Most antique Princess Feather quilts are red and green with maybe touches of yellow. This was a very, very popular color combination with all quilts during the second half (and especially the second quarter) of the twentieth century. Historically you must remember that at this time, commercial dyes were becoming better and more stable – especially Turkey Red (Go here for more details: https://sherriquiltsalot.com/2021/11/24/is-it-reproduction-or-authentic/). It makes sense that quilters would want to use the latest color combinations in their Princess Feather quilts. What we also observe is quilters playing with the color arrangements. Some of the blocks opted for a solid color of feathers, and some would alternate colors.
Still others would divide the block in half and use red fabrics on one side and green on the other.
This was done both vertically and horizontally. I think the feathers which are split in half horizontally by color resemble a bud with a calyx.
So…if all this discussion about the Princess Feather block has you thinking you’d like to make a few blocks and assemble them into a quilt, let me throw out a few suggestion which may help. The first set of recommendations are for a Princess Feather Quilt made of four large blocks.

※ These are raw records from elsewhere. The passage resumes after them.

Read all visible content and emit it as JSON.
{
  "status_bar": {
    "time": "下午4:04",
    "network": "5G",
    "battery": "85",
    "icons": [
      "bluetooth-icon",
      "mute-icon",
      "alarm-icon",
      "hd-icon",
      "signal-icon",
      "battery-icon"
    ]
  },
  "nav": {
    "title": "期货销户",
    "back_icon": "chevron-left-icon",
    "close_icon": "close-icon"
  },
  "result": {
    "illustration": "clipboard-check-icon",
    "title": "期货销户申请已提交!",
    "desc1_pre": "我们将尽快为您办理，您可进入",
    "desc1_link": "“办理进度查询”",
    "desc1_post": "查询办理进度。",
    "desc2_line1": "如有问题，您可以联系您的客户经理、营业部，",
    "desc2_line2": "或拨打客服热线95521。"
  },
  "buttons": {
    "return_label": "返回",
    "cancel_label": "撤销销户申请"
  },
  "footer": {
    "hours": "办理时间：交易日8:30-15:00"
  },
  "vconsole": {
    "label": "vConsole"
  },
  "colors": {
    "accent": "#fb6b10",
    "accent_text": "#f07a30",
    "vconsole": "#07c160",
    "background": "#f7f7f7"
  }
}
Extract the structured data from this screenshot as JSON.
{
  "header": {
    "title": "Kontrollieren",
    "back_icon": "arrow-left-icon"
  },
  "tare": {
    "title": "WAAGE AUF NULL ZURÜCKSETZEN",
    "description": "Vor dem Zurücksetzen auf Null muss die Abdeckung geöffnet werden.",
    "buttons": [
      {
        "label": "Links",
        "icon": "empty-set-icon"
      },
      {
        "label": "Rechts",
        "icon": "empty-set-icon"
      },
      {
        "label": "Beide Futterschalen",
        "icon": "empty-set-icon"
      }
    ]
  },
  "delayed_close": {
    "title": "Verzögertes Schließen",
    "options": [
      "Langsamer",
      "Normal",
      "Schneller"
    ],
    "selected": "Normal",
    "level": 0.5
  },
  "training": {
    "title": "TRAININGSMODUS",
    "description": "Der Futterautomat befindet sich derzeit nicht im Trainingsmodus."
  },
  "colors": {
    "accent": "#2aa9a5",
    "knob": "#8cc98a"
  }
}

- If I planned to construct a Princess Feather quilt, the very first consideration I would undertake would be the block size. All of those feathers are slightly curved and most of the feathers have lots of curves on them. Undertaking all of those curves on a small scale would just be…a major headache. I would plan my quilt so my background fabric blocks would be no smaller than 16-inches square (finished). So I would cut them out at 17-inches and plan to trim them down. Since the blocks would be so large, they would be apt to fray (because even if you’re working on a flat surface, you’ll bunch your fabric up at some point and this will cause it to fray). I would either zigzag the edges or treat them with Fray Stop. Either of these would be cut off when the block was trimmed down to 16 ½-inches before sewing them together.
- I would cut my feathers on the bias. Remember what bias is:

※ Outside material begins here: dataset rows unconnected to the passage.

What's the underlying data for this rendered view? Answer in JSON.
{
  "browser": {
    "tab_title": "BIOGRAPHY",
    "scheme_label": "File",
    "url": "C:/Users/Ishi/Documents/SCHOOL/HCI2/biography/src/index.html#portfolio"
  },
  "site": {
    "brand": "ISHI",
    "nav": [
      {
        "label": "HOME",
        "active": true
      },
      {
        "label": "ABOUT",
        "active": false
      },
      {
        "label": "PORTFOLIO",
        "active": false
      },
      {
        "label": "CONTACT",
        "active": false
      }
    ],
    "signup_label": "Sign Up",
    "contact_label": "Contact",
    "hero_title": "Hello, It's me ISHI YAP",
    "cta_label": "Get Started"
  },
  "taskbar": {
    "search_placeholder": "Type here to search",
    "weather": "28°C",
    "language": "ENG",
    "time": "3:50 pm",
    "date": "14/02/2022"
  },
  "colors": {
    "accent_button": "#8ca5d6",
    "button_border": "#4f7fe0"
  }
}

Cutting those feathers on the bias makes turning the curves under easier. This is assuming you will either needle turn the applique or use the freezer paper or Apliquick method. If you plan on raw-edge machine applique the bias doesn’t matter so much. However, if you want to do finished-edge machine applique, still cut the feathers out on the bias, because the edges must be turned under.
If you want to make a Princess Feather Quilt, with the block serving as a medallion, such as the one below, there are a couple of ways I’d approach construction, depending on the size of the center. If the center was not much larger than 20-inches, I’d treat the medallion the same way I did the 16-inch (finished) blocks mentioned above. However, if the medallion is larger than 20-inches, you may want to break the feathers into quadrants, applique each quadrant, and then sew the quadrants together to form the medallion. This would cut down on the amount of bulk either in your hands or puddled around your sewing machine. I still would treat my feathers as stated above, depending on how I wanted to applique them.
I hope this blog has given you a little more insight into one of the most intriguing quilt blocks – one which underwent lots of name changes, but whose construction depends on the skill level of the quilter. The Princess Feather is an old quilt block, but it’s still both beautiful and challenging. There’s no need to stick to the traditional green and red fabrics – these blocks look just as wonderful in modern prints.
And don’t let the curves intimidate you. You know how to handle them!
Until next week, remember, The Details Make the Difference!
Love and Stitches,